What is "anti-globalisation"? I prefer not to say
What did Carlo Giuliani die for?1 If the “antiglobalization” movement is not to annihilate itself, it must never answer this question, except in some evasive, Bartleby-like way—“I prefer not to. . . ”
The success of the “antiglobalization” campaign is, I want to suggest, directly proportional to the vacuity of its position—the emptier it is, the more potent it is. Indeed, I would go so far as to say whatever success the “antiglobalization” movement might hope to have is entirely conditional on it keeping at bay the one question that would spell its certain death: what does ‘anti-globalization’ mean? The sheer lack of an affirmative dimension to the form of protest calling itself “antiglobalization” is not to be construed as a fatal weakness, as some would have it, but precisely its strength. The instant it comes to stand for some definite thing is the instant it will die—one might speculate that this is the very reason Carlo Giuliani did die: vague, ambiguous dissent suddenly materialized itself as a direct threat and the trigger was pulled.

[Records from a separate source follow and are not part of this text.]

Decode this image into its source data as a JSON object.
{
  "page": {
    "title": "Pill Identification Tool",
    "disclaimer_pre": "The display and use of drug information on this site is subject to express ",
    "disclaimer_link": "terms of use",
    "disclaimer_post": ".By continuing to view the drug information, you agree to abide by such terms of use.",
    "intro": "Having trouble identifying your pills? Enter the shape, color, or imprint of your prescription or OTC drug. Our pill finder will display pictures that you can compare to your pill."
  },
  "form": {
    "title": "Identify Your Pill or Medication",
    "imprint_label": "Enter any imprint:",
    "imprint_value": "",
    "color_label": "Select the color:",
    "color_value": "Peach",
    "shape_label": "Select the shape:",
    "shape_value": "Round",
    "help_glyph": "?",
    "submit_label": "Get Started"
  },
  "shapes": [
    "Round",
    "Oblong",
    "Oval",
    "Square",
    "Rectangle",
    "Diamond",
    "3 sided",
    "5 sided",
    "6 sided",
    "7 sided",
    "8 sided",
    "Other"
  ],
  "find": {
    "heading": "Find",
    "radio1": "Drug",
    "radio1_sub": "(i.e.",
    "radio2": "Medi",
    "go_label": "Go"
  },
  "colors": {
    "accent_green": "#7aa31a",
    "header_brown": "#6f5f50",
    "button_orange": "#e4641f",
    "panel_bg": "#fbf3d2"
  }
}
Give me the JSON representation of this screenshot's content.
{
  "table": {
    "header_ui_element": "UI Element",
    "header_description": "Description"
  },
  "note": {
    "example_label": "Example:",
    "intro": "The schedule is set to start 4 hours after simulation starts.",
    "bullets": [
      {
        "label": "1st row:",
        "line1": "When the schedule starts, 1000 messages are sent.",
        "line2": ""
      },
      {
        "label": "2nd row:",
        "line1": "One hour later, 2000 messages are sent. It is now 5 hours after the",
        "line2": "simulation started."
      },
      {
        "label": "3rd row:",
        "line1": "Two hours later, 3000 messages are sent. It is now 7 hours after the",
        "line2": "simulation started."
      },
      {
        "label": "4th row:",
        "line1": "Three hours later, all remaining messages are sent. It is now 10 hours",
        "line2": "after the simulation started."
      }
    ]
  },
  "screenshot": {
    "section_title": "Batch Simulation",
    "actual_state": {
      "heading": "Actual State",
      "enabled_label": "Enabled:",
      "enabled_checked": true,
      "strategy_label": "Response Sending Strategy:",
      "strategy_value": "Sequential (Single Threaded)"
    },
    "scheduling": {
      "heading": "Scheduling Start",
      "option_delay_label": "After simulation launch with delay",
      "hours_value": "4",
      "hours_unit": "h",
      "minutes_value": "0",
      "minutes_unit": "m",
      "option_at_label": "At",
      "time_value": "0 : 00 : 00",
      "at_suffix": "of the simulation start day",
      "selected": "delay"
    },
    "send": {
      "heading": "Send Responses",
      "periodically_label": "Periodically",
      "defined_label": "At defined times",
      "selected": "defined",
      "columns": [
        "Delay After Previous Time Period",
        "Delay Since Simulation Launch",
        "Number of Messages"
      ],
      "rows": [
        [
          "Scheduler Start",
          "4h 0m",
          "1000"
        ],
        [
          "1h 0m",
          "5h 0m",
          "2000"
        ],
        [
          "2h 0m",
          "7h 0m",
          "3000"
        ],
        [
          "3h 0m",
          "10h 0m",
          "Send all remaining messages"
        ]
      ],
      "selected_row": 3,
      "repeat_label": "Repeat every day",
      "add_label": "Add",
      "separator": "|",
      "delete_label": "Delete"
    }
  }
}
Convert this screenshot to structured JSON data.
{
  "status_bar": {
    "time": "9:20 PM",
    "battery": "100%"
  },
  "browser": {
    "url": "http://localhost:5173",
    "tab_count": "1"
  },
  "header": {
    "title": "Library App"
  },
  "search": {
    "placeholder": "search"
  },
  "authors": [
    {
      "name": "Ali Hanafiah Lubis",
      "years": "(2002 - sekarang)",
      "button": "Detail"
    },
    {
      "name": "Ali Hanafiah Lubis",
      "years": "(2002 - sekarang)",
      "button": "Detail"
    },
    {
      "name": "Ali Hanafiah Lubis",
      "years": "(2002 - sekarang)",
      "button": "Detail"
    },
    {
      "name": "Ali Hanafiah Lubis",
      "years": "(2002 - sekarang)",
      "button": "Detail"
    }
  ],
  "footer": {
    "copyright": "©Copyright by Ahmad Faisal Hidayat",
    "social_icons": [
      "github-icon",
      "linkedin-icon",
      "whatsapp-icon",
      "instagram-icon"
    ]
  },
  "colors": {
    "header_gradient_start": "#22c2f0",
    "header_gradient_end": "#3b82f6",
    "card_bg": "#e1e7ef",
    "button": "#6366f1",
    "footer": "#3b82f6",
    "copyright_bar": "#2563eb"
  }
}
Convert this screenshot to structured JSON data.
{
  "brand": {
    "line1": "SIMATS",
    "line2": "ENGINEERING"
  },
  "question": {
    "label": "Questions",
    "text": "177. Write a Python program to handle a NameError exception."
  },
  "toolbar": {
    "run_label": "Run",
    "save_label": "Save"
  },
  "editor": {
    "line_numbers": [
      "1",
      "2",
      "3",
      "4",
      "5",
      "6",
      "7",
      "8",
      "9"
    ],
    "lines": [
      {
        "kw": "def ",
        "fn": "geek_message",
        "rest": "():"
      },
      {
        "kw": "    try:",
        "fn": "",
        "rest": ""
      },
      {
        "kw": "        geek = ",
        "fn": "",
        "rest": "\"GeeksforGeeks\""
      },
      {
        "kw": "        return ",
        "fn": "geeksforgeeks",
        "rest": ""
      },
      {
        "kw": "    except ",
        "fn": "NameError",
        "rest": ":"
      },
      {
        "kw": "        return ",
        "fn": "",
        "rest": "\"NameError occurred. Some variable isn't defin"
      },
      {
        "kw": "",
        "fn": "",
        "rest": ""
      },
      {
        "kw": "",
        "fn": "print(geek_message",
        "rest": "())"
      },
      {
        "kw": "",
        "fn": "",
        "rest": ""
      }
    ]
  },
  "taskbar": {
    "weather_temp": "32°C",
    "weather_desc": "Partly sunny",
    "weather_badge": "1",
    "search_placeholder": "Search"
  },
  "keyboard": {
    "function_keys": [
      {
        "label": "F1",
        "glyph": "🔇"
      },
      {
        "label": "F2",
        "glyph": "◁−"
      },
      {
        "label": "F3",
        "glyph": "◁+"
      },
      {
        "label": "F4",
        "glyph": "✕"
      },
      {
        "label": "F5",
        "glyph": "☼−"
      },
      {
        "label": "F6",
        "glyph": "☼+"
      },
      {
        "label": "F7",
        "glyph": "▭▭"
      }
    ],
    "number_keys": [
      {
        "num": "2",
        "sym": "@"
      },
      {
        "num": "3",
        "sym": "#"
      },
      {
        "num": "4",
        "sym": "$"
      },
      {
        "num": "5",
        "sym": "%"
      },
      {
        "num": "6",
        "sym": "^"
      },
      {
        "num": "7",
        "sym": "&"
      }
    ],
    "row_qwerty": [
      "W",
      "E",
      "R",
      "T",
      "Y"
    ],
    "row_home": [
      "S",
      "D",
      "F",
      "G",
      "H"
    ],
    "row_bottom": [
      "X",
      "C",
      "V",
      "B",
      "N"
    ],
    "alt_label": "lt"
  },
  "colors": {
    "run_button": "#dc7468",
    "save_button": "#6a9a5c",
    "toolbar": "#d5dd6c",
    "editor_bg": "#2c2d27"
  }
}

Buchanan, I. 2002, 'What is "anti-globalisation"? I prefer not to say', The Review of Education, Pedagogy, and Cultural Studies, vol. 24, no. 1-2, pp. 153-155.